Problem details:
For each line below that holds the string "checked", add one to a tally; report that tally alone.
━━━ Input data
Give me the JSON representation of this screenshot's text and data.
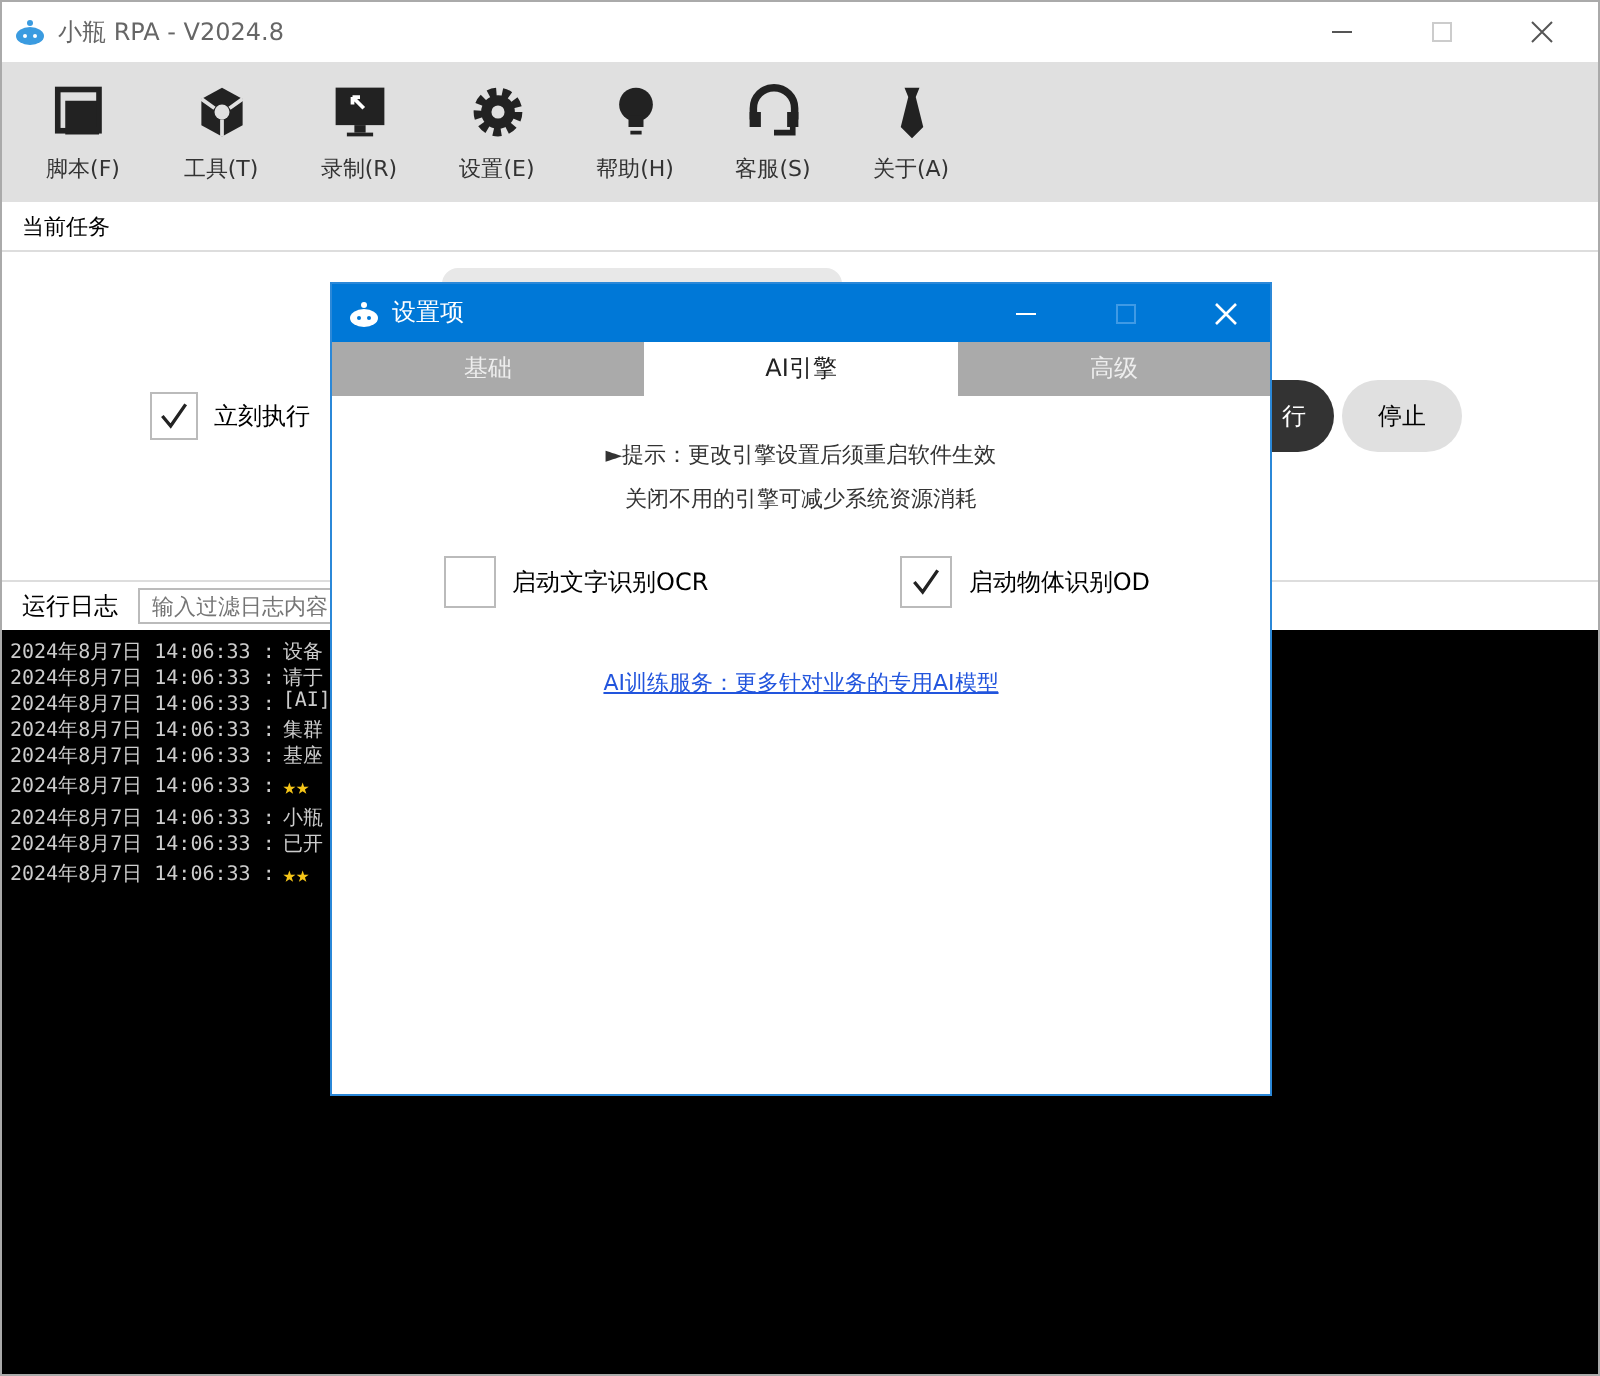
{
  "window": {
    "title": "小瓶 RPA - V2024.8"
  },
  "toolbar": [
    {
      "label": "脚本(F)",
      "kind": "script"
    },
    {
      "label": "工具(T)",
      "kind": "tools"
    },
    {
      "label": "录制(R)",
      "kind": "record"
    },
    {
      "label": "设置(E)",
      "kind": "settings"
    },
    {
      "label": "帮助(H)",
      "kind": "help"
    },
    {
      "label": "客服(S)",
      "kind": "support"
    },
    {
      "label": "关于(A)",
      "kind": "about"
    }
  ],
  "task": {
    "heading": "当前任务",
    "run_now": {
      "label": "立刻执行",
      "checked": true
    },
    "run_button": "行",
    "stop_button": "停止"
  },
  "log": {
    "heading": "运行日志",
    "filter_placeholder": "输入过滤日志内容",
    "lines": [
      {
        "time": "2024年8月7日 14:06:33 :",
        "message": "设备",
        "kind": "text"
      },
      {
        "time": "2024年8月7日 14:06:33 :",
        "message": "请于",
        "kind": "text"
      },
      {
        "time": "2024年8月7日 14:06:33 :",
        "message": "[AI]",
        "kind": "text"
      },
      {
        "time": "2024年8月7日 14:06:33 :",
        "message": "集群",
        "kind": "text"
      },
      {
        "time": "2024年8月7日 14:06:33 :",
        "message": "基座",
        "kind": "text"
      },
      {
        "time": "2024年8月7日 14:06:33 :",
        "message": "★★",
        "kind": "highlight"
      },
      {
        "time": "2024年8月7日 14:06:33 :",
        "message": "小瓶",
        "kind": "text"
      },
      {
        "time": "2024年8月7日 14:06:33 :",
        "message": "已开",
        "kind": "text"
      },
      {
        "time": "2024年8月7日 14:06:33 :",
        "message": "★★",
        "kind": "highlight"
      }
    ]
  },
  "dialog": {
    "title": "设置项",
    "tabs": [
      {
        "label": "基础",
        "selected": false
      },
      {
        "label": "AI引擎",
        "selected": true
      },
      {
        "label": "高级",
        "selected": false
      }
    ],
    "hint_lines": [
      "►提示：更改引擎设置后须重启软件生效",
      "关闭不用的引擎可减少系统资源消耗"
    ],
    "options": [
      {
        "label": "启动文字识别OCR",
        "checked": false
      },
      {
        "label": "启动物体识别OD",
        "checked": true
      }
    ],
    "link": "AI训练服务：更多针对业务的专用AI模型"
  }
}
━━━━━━
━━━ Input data
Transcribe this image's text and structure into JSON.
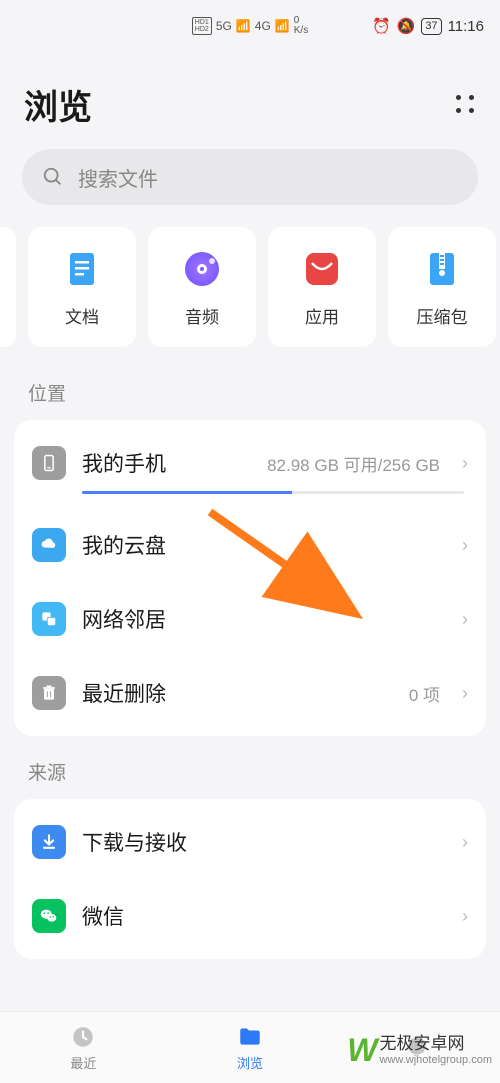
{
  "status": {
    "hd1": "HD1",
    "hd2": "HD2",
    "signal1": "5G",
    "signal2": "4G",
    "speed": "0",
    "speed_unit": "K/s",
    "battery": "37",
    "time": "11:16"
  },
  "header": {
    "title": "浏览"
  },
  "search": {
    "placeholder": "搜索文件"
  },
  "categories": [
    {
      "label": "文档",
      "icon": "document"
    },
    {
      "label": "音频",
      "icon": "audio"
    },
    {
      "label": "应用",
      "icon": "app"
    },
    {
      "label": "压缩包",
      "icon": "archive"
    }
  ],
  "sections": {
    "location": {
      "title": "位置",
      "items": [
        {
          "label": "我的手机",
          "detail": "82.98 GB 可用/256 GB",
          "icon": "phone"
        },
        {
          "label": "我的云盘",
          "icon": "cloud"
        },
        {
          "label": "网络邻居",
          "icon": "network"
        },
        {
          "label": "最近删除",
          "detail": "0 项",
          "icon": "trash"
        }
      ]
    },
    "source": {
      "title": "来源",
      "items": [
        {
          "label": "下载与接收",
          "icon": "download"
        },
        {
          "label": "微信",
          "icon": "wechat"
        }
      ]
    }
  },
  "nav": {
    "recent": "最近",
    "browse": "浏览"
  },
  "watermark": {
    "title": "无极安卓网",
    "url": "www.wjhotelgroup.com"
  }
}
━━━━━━
Exercise output:
3